- **Exercise goal**: Which lines of the records below contain the word "icon"? Copy each of them out.
== Materials provided
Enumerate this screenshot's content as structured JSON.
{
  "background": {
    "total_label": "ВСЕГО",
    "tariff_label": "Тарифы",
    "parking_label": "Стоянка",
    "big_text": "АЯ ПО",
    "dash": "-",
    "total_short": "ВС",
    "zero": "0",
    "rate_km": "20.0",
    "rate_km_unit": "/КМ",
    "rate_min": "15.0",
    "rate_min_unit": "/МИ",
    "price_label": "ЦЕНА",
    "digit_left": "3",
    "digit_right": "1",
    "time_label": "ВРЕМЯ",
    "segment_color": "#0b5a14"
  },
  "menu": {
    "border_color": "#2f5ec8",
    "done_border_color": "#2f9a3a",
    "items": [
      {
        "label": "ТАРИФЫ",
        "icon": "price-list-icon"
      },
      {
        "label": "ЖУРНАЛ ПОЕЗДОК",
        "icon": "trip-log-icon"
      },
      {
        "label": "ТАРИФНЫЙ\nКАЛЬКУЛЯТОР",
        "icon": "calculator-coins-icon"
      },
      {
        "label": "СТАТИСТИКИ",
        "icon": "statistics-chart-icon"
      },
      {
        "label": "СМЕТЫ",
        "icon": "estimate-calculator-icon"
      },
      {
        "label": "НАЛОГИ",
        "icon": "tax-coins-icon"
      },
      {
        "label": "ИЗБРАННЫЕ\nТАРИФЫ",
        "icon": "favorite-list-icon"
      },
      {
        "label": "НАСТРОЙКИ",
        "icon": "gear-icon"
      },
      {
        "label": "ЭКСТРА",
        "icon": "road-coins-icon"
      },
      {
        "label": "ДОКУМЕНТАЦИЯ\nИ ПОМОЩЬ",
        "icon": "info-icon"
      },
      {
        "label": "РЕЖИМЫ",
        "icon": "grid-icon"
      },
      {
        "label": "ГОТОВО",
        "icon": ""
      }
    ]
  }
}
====
- **Response to this task**:
        "icon": "price-list-icon"
        "icon": "trip-log-icon"
        "icon": "calculator-coins-icon"
        "icon": "statistics-chart-icon"
        "icon": "estimate-calculator-icon"
        "icon": "tax-coins-icon"
        "icon": "favorite-list-icon"
        "icon": "gear-icon"
        "icon": "road-coins-icon"
        "icon": "info-icon"
        "icon": "grid-icon"
        "icon": ""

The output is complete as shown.